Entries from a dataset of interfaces
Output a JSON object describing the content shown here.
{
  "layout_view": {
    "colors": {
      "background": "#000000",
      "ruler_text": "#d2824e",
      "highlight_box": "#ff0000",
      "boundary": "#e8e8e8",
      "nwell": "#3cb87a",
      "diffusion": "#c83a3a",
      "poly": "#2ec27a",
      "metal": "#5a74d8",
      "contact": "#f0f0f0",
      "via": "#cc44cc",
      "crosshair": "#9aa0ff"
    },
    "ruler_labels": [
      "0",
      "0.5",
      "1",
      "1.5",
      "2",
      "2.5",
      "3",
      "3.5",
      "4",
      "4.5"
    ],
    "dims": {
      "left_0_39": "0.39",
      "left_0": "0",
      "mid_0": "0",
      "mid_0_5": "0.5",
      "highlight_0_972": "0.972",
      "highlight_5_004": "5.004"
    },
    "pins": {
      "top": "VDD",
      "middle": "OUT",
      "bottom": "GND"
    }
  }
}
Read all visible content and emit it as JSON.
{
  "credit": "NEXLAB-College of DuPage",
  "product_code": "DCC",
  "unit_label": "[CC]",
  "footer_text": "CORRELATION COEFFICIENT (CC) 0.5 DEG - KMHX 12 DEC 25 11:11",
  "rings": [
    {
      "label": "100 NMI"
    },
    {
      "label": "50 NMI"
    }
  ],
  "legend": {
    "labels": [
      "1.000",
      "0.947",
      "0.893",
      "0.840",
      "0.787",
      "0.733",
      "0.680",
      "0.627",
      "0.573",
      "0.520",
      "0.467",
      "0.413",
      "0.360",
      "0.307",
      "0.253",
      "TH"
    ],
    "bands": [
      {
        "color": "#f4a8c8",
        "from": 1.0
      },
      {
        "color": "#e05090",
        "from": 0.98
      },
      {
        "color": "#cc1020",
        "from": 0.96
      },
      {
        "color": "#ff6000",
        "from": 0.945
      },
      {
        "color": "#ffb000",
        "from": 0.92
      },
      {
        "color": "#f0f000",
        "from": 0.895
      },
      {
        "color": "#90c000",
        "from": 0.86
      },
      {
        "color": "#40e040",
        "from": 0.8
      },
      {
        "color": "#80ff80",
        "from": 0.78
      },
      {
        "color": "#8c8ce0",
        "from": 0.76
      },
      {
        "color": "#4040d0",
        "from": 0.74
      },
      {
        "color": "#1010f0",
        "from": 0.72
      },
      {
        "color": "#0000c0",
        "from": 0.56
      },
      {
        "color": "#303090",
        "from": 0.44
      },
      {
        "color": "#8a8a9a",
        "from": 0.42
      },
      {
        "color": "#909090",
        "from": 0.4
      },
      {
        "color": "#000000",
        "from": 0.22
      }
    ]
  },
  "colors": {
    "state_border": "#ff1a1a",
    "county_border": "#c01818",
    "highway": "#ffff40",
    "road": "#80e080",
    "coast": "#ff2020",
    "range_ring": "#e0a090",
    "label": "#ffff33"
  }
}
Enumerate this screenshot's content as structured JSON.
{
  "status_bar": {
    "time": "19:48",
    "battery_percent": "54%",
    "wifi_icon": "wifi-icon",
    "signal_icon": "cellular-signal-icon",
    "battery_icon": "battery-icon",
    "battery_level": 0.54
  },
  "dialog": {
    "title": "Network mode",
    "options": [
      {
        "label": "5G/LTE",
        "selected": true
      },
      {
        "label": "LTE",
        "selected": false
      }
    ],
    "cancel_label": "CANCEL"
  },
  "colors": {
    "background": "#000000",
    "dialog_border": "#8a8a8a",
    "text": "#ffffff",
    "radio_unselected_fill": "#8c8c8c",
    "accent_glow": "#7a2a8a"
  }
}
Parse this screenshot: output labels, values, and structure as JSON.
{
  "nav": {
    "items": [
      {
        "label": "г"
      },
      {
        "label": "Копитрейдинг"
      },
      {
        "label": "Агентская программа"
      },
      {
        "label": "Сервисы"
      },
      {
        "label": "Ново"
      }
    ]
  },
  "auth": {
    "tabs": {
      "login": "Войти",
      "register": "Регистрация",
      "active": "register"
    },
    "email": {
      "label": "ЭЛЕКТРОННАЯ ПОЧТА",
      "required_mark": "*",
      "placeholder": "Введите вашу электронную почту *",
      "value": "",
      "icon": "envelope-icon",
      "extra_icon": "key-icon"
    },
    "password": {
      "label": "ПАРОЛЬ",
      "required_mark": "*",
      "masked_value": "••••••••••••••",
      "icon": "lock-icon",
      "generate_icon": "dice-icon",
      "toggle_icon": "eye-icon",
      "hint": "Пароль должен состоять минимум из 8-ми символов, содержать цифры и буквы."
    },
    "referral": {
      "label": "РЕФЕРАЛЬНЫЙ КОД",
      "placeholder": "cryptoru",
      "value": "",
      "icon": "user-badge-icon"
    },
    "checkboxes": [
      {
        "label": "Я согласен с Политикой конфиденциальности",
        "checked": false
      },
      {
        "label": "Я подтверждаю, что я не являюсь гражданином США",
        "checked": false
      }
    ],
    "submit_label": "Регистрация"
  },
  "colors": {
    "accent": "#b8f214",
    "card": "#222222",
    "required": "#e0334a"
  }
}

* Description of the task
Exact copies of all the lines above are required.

* Task output
Output a JSON object describing the content shown here.
{
  "layout_view": {
    "colors": {
      "background": "#000000",
      "ruler_text": "#d2824e",
      "highlight_box": "#ff0000",
      "boundary": "#e8e8e8",
      "nwell": "#3cb87a",
      "diffusion": "#c83a3a",
      "poly": "#2ec27a",
      "metal": "#5a74d8",
      "contact": "#f0f0f0",
      "via": "#cc44cc",
      "crosshair": "#9aa0ff"
    },
    "ruler_labels": [
      "0",
      "0.5",
      "1",
      "1.5",
      "2",
      "2.5",
      "3",
      "3.5",
      "4",
      "4.5"
    ],
    "dims": {
      "left_0_39": "0.39",
      "left_0": "0",
      "mid_0": "0",
      "mid_0_5": "0.5",
      "highlight_0_972": "0.972",
      "highlight_5_004": "5.004"
    },
    "pins": {
      "top": "VDD",
      "middle": "OUT",
      "bottom": "GND"
    }
  }
}
Read all visible content and emit it as JSON.
{
  "credit": "NEXLAB-College of DuPage",
  "product_code": "DCC",
  "unit_label": "[CC]",
  "footer_text": "CORRELATION COEFFICIENT (CC) 0.5 DEG - KMHX 12 DEC 25 11:11",
  "rings": [
    {
      "label": "100 NMI"
    },
    {
      "label": "50 NMI"
    }
  ],
  "legend": {
    "labels": [
      "1.000",
      "0.947",
      "0.893",
      "0.840",
      "0.787",
      "0.733",
      "0.680",
      "0.627",
      "0.573",
      "0.520",
      "0.467",
      "0.413",
      "0.360",
      "0.307",
      "0.253",
      "TH"
    ],
    "bands": [
      {
        "color": "#f4a8c8",
        "from": 1.0
      },
      {
        "color": "#e05090",
        "from": 0.98
      },
      {
        "color": "#cc1020",
        "from": 0.96
      },
      {
        "color": "#ff6000",
        "from": 0.945
      },
      {
        "color": "#ffb000",
        "from": 0.92
      },
      {
        "color": "#f0f000",
        "from": 0.895
      },
      {
        "color": "#90c000",
        "from": 0.86
      },
      {
        "color": "#40e040",
        "from": 0.8
      },
      {
        "color": "#80ff80",
        "from": 0.78
      },
      {
        "color": "#8c8ce0",
        "from": 0.76
      },
      {
        "color": "#4040d0",
        "from": 0.74
      },
      {
        "color": "#1010f0",
        "from": 0.72
      },
      {
        "color": "#0000c0",
        "from": 0.56
      },
      {
        "color": "#303090",
        "from": 0.44
      },
      {
        "color": "#8a8a9a",
        "from": 0.42
      },
      {
        "color": "#909090",
        "from": 0.4
      },
      {
        "color": "#000000",
        "from": 0.22
      }
    ]
  },
  "colors": {
    "state_border": "#ff1a1a",
    "county_border": "#c01818",
    "highway": "#ffff40",
    "road": "#80e080",
    "coast": "#ff2020",
    "range_ring": "#e0a090",
    "label": "#ffff33"
  }
}
Enumerate this screenshot's content as structured JSON.
{
  "status_bar": {
    "time": "19:48",
    "battery_percent": "54%",
    "wifi_icon": "wifi-icon",
    "signal_icon": "cellular-signal-icon",
    "battery_icon": "battery-icon",
    "battery_level": 0.54
  },
  "dialog": {
    "title": "Network mode",
    "options": [
      {
        "label": "5G/LTE",
        "selected": true
      },
      {
        "label": "LTE",
        "selected": false
      }
    ],
    "cancel_label": "CANCEL"
  },
  "colors": {
    "background": "#000000",
    "dialog_border": "#8a8a8a",
    "text": "#ffffff",
    "radio_unselected_fill": "#8c8c8c",
    "accent_glow": "#7a2a8a"
  }
}
Parse this screenshot: output labels, values, and structure as JSON.
{
  "nav": {
    "items": [
      {
        "label": "г"
      },
      {
        "label": "Копитрейдинг"
      },
      {
        "label": "Агентская программа"
      },
      {
        "label": "Сервисы"
      },
      {
        "label": "Ново"
      }
    ]
  },
  "auth": {
    "tabs": {
      "login": "Войти",
      "register": "Регистрация",
      "active": "register"
    },
    "email": {
      "label": "ЭЛЕКТРОННАЯ ПОЧТА",
      "required_mark": "*",
      "placeholder": "Введите вашу электронную почту *",
      "value": "",
      "icon": "envelope-icon",
      "extra_icon": "key-icon"
    },
    "password": {
      "label": "ПАРОЛЬ",
      "required_mark": "*",
      "masked_value": "••••••••••••••",
      "icon": "lock-icon",
      "generate_icon": "dice-icon",
      "toggle_icon": "eye-icon",
      "hint": "Пароль должен состоять минимум из 8-ми символов, содержать цифры и буквы."
    },
    "referral": {
      "label": "РЕФЕРАЛЬНЫЙ КОД",
      "placeholder": "cryptoru",
      "value": "",
      "icon": "user-badge-icon"
    },
    "checkboxes": [
      {
        "label": "Я согласен с Политикой конфиденциальности",
        "checked": false
      },
      {
        "label": "Я подтверждаю, что я не являюсь гражданином США",
        "checked": false
      }
    ],
    "submit_label": "Регистрация"
  },
  "colors": {
    "accent": "#b8f214",
    "card": "#222222",
    "required": "#e0334a"
  }
}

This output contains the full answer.